Resident & Student Health

Making a medical resident's life more family friendly

With pregnancy and parenthood common during training, two recent studies examined the challenges residents encounter when becoming parents. Find out what the study discovered about childcare, breastfeeding and parental leave policies.  

Parenthood is common

Residency programs need more consistent parental leave, breastfeeding mothers need more spaces to express and store breast milk while at work, and parents need better access to onsite childcare, two recent studies looking at parenthood during training concluded.

These are areas of concern because residency coincides with the prime reproductive years and women comprise one-half of medical school graduates. Parenthood is and will continue to be a frequent occurrence during training.

Slightly more than one-half of the 190 radiation oncology trainees who responded to a survey had children, according to a study in the International Journal of Radiation Oncology. Nearly 45 percent said they or their partner had a pregnancy during residency.

Similarly, general surgery residents commonly take parental leave. In a study published in the Journal of the American College of Surgeons, 41 percent of the 66 general surgery residency program directors who responded to a survey said at least once a year they have a resident who takes maternity or paternity leave.

Breastfeeding and childcare concerns
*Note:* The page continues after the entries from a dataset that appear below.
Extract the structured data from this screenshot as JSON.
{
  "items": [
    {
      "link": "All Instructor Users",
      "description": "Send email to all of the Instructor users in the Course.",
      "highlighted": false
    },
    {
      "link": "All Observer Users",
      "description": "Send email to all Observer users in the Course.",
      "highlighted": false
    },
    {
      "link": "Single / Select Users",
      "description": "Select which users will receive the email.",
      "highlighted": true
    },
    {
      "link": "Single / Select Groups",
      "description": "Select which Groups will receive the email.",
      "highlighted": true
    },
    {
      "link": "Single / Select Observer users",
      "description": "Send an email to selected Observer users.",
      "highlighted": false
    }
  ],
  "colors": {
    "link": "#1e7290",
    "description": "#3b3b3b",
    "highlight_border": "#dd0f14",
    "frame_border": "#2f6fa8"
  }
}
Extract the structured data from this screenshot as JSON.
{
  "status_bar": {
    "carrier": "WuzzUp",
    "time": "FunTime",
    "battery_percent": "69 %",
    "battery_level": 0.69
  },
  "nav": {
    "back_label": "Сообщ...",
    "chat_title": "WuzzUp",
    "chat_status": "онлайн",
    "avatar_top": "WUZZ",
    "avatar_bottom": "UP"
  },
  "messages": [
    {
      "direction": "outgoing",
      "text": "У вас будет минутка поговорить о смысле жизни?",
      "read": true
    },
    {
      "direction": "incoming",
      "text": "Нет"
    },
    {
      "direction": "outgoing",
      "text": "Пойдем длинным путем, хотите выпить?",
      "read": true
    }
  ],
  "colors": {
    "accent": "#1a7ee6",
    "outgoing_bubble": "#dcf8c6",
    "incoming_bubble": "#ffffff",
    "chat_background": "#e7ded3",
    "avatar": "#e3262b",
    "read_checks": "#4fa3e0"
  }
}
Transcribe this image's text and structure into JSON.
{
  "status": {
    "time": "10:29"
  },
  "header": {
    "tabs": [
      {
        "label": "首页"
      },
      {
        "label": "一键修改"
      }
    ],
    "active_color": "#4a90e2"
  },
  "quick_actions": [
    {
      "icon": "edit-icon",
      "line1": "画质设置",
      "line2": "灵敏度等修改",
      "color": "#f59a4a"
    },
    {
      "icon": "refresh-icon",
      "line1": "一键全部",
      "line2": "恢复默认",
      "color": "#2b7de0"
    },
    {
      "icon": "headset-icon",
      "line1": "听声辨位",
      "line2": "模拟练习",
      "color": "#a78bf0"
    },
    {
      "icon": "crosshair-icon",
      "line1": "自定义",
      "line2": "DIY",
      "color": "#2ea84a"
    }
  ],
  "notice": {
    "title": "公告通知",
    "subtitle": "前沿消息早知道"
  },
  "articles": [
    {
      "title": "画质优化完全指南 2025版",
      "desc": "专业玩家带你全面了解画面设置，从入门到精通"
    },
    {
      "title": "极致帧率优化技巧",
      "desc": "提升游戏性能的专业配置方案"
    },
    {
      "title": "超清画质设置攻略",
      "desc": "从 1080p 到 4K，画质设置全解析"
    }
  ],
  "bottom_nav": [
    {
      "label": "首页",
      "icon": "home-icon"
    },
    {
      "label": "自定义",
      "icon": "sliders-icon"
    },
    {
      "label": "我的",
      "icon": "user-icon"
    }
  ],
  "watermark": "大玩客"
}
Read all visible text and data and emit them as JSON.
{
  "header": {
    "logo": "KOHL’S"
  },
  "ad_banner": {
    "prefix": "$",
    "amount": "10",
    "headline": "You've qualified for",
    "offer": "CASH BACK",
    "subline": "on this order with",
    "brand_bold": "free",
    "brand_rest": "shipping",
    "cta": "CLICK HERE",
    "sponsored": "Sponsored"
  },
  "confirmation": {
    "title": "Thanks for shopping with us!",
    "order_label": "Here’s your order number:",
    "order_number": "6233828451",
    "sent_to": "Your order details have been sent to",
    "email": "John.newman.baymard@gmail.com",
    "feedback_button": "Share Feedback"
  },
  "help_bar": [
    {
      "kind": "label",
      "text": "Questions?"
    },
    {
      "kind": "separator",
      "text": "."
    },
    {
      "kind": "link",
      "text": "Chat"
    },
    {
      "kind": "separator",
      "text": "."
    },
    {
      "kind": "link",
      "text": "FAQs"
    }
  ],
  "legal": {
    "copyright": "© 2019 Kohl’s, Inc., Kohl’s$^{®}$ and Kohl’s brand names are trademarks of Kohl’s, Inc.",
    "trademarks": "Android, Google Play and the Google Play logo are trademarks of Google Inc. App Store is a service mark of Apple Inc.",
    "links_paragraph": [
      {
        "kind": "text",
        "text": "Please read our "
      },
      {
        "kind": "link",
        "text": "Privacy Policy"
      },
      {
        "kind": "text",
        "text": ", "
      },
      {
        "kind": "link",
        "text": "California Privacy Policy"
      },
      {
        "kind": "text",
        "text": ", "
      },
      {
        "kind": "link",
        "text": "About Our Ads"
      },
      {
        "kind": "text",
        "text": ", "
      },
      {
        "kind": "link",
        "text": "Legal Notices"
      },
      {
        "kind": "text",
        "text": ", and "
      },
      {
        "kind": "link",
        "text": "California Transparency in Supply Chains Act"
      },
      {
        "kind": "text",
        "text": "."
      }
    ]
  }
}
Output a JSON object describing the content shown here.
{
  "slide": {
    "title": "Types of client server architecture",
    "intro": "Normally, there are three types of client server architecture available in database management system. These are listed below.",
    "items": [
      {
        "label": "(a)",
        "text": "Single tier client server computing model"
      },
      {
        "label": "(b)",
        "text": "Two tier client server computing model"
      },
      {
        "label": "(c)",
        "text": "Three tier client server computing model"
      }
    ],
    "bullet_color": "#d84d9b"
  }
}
New mothers told researchers they worried about being able to breastfeed when they went back to work. Among radiation oncology residents, just 40.7 percent said they had enough time and privacy to pump breast milk.

General surgery residents told researchers they had a hard time finding time to express breast milk. Among the general surgery program directors, only 8 percent said their program had a formal breastfeeding policy. But 77 percent said a typical attending at their program would let a resident scrub out of a case to pump.

Nearly 60 percent of program directors said there were lactation facilities at the hospitals; however, programs in the Northeast are less likely than other parts of the country to have a spot for mothers, with just 29 percent of program directors reporting available rooms, versus 71 percent in other parts of the country.

Childcare facilities also were a concern. Nearly 40 percent of general surgery program directors said there was on-site childcare at the hospital. But even when available, residents can face waiting lists to enroll, and pick-up and drop-off times often do not work with their schedules.

“We encourage program directors to be attentive to the well-being of trainees who are parents and where possible work to improve availability of childcare and lactation facilities,” authors of the general surgery study said.

Standardizing parental leave?

Paternal leave is a concern for both men and women, and policies—when in place—vary nationwide.

“Pregnancy- and parenthood-friendly policies are not a gender-specific issue, as men are increasingly interested in taking time off after the birth of a child; however, the time and energy and attention required for pregnancy and childbearing inherently disproportionately affects women, so attention to such policies can help to narrow the gender gap observed in academic and scientific achievement,” radiation oncology study authors said.

Overall, about one-half of “respondents believed a standardized maternity and paternity leave policy should be put into place,” the study said. “The remaining respondents felt that different sizes and institutional cultures across programs would make a national standardized policy challenging and unrealistic.”

Among program directors for general surgery, two-thirds reported having a formal maternity leave; 48 percent reported a paternity leave policy. Study authors encouraged programs without policies to create them.

“Doing so may reduce the apprehension that residents feel in addressing these needs and allow for predictability in planning for parental leave,” general surgery study authors said. “Moreover, the existence of such guidelines is relevant to the recruitment of future trainees. … Talented students may opt out of pursuing surgery because they wish to be parents and view surgical training as incompatible with pregnancy and childrearing.”

Read more about work-life balance issues